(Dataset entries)
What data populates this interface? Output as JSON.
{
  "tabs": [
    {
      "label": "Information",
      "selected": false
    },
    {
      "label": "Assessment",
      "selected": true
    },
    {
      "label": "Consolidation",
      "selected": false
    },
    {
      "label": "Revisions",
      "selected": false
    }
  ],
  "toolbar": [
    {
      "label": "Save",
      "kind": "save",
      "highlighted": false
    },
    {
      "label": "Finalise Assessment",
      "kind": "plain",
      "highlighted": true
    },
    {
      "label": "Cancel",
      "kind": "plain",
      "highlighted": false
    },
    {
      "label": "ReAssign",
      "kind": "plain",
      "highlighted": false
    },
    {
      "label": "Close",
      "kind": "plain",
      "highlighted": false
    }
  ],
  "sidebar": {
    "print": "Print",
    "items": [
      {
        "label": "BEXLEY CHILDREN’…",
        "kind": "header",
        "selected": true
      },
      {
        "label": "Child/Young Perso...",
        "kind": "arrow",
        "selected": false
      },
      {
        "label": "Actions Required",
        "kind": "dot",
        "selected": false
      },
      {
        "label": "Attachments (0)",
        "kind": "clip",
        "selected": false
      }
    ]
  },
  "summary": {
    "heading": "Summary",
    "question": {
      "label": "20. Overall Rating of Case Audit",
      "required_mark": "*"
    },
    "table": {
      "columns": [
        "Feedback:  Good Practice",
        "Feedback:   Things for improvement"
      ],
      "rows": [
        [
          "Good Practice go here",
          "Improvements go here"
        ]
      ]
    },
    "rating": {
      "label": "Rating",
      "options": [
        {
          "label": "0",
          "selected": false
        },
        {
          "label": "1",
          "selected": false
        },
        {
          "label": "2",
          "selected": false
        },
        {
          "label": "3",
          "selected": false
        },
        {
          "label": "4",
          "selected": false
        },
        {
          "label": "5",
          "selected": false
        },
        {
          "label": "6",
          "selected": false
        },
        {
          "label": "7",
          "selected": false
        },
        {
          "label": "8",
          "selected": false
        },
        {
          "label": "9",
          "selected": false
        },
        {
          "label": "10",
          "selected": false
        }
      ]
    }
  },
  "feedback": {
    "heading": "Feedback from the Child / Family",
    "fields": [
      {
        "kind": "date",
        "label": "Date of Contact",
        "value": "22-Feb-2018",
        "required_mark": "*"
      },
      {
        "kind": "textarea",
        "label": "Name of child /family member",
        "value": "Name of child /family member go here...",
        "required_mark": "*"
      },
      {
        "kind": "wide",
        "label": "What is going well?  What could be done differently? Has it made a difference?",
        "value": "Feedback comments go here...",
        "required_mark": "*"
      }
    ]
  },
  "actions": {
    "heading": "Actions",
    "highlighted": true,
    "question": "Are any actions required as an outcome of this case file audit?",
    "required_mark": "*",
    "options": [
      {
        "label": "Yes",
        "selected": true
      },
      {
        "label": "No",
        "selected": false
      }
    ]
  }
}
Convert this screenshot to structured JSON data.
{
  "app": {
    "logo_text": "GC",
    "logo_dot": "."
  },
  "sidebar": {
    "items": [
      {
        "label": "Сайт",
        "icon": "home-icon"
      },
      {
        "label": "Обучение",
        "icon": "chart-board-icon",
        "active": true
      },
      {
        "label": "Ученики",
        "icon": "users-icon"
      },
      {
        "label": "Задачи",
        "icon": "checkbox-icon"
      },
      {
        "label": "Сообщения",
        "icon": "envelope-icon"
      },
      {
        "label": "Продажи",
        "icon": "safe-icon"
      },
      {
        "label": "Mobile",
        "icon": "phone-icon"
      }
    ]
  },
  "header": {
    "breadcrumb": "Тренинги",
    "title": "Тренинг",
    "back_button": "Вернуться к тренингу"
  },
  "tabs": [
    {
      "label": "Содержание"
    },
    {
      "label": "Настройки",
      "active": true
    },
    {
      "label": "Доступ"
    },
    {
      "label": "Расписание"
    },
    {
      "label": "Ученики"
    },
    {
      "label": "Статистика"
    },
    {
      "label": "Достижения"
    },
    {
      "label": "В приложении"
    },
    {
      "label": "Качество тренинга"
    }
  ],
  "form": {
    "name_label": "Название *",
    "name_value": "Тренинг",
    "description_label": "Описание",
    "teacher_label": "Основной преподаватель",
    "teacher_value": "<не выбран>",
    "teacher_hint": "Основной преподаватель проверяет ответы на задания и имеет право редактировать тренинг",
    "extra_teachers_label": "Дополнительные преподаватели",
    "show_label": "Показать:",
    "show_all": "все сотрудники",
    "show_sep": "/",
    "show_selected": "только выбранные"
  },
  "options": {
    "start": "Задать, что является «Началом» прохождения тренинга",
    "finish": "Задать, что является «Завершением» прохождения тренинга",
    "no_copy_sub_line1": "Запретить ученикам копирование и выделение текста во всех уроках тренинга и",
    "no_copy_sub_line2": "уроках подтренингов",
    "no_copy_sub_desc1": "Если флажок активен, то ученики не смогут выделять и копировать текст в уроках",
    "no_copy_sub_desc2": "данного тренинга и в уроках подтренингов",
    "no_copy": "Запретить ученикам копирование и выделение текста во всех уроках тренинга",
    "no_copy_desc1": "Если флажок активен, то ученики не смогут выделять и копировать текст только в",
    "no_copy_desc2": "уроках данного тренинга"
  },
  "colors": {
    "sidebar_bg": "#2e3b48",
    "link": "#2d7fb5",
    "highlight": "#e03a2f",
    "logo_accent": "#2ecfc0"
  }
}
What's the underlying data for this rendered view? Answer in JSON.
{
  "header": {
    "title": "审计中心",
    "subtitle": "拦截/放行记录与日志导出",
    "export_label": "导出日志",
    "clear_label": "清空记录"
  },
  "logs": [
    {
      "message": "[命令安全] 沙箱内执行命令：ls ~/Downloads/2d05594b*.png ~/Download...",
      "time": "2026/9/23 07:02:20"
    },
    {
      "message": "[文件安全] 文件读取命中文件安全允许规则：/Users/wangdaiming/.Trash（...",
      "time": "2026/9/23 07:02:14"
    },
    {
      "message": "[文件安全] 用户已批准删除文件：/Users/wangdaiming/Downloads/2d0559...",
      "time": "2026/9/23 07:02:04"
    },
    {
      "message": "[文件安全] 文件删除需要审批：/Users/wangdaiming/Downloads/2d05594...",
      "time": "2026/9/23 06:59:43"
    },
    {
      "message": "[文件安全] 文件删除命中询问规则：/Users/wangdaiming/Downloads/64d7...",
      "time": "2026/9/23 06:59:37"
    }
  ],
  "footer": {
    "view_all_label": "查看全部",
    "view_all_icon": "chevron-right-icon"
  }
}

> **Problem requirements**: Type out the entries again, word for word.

> **Reply**:
What data populates this interface? Output as JSON.
{
  "tabs": [
    {
      "label": "Information",
      "selected": false
    },
    {
      "label": "Assessment",
      "selected": true
    },
    {
      "label": "Consolidation",
      "selected": false
    },
    {
      "label": "Revisions",
      "selected": false
    }
  ],
  "toolbar": [
    {
      "label": "Save",
      "kind": "save",
      "highlighted": false
    },
    {
      "label": "Finalise Assessment",
      "kind": "plain",
      "highlighted": true
    },
    {
      "label": "Cancel",
      "kind": "plain",
      "highlighted": false
    },
    {
      "label": "ReAssign",
      "kind": "plain",
      "highlighted": false
    },
    {
      "label": "Close",
      "kind": "plain",
      "highlighted": false
    }
  ],
  "sidebar": {
    "print": "Print",
    "items": [
      {
        "label": "BEXLEY CHILDREN’…",
        "kind": "header",
        "selected": true
      },
      {
        "label": "Child/Young Perso...",
        "kind": "arrow",
        "selected": false
      },
      {
        "label": "Actions Required",
        "kind": "dot",
        "selected": false
      },
      {
        "label": "Attachments (0)",
        "kind": "clip",
        "selected": false
      }
    ]
  },
  "summary": {
    "heading": "Summary",
    "question": {
      "label": "20. Overall Rating of Case Audit",
      "required_mark": "*"
    },
    "table": {
      "columns": [
        "Feedback:  Good Practice",
        "Feedback:   Things for improvement"
      ],
      "rows": [
        [
          "Good Practice go here",
          "Improvements go here"
        ]
      ]
    },
    "rating": {
      "label": "Rating",
      "options": [
        {
          "label": "0",
          "selected": false
        },
        {
          "label": "1",
          "selected": false
        },
        {
          "label": "2",
          "selected": false
        },
        {
          "label": "3",
          "selected": false
        },
        {
          "label": "4",
          "selected": false
        },
        {
          "label": "5",
          "selected": false
        },
        {
          "label": "6",
          "selected": false
        },
        {
          "label": "7",
          "selected": false
        },
        {
          "label": "8",
          "selected": false
        },
        {
          "label": "9",
          "selected": false
        },
        {
          "label": "10",
          "selected": false
        }
      ]
    }
  },
  "feedback": {
    "heading": "Feedback from the Child / Family",
    "fields": [
      {
        "kind": "date",
        "label": "Date of Contact",
        "value": "22-Feb-2018",
        "required_mark": "*"
      },
      {
        "kind": "textarea",
        "label": "Name of child /family member",
        "value": "Name of child /family member go here...",
        "required_mark": "*"
      },
      {
        "kind": "wide",
        "label": "What is going well?  What could be done differently? Has it made a difference?",
        "value": "Feedback comments go here...",
        "required_mark": "*"
      }
    ]
  },
  "actions": {
    "heading": "Actions",
    "highlighted": true,
    "question": "Are any actions required as an outcome of this case file audit?",
    "required_mark": "*",
    "options": [
      {
        "label": "Yes",
        "selected": true
      },
      {
        "label": "No",
        "selected": false
      }
    ]
  }
}
Convert this screenshot to structured JSON data.
{
  "app": {
    "logo_text": "GC",
    "logo_dot": "."
  },
  "sidebar": {
    "items": [
      {
        "label": "Сайт",
        "icon": "home-icon"
      },
      {
        "label": "Обучение",
        "icon": "chart-board-icon",
        "active": true
      },
      {
        "label": "Ученики",
        "icon": "users-icon"
      },
      {
        "label": "Задачи",
        "icon": "checkbox-icon"
      },
      {
        "label": "Сообщения",
        "icon": "envelope-icon"
      },
      {
        "label": "Продажи",
        "icon": "safe-icon"
      },
      {
        "label": "Mobile",
        "icon": "phone-icon"
      }
    ]
  },
  "header": {
    "breadcrumb": "Тренинги",
    "title": "Тренинг",
    "back_button": "Вернуться к тренингу"
  },
  "tabs": [
    {
      "label": "Содержание"
    },
    {
      "label": "Настройки",
      "active": true
    },
    {
      "label": "Доступ"
    },
    {
      "label": "Расписание"
    },
    {
      "label": "Ученики"
    },
    {
      "label": "Статистика"
    },
    {
      "label": "Достижения"
    },
    {
      "label": "В приложении"
    },
    {
      "label": "Качество тренинга"
    }
  ],
  "form": {
    "name_label": "Название *",
    "name_value": "Тренинг",
    "description_label": "Описание",
    "teacher_label": "Основной преподаватель",
    "teacher_value": "<не выбран>",
    "teacher_hint": "Основной преподаватель проверяет ответы на задания и имеет право редактировать тренинг",
    "extra_teachers_label": "Дополнительные преподаватели",
    "show_label": "Показать:",
    "show_all": "все сотрудники",
    "show_sep": "/",
    "show_selected": "только выбранные"
  },
  "options": {
    "start": "Задать, что является «Началом» прохождения тренинга",
    "finish": "Задать, что является «Завершением» прохождения тренинга",
    "no_copy_sub_line1": "Запретить ученикам копирование и выделение текста во всех уроках тренинга и",
    "no_copy_sub_line2": "уроках подтренингов",
    "no_copy_sub_desc1": "Если флажок активен, то ученики не смогут выделять и копировать текст в уроках",
    "no_copy_sub_desc2": "данного тренинга и в уроках подтренингов",
    "no_copy": "Запретить ученикам копирование и выделение текста во всех уроках тренинга",
    "no_copy_desc1": "Если флажок активен, то ученики не смогут выделять и копировать текст только в",
    "no_copy_desc2": "уроках данного тренинга"
  },
  "colors": {
    "sidebar_bg": "#2e3b48",
    "link": "#2d7fb5",
    "highlight": "#e03a2f",
    "logo_accent": "#2ecfc0"
  }
}
What's the underlying data for this rendered view? Answer in JSON.
{
  "header": {
    "title": "审计中心",
    "subtitle": "拦截/放行记录与日志导出",
    "export_label": "导出日志",
    "clear_label": "清空记录"
  },
  "logs": [
    {
      "message": "[命令安全] 沙箱内执行命令：ls ~/Downloads/2d05594b*.png ~/Download...",
      "time": "2026/9/23 07:02:20"
    },
    {
      "message": "[文件安全] 文件读取命中文件安全允许规则：/Users/wangdaiming/.Trash（...",
      "time": "2026/9/23 07:02:14"
    },
    {
      "message": "[文件安全] 用户已批准删除文件：/Users/wangdaiming/Downloads/2d0559...",
      "time": "2026/9/23 07:02:04"
    },
    {
      "message": "[文件安全] 文件删除需要审批：/Users/wangdaiming/Downloads/2d05594...",
      "time": "2026/9/23 06:59:43"
    },
    {
      "message": "[文件安全] 文件删除命中询问规则：/Users/wangdaiming/Downloads/64d7...",
      "time": "2026/9/23 06:59:37"
    }
  ],
  "footer": {
    "view_all_label": "查看全部",
    "view_all_icon": "chevron-right-icon"
  }
}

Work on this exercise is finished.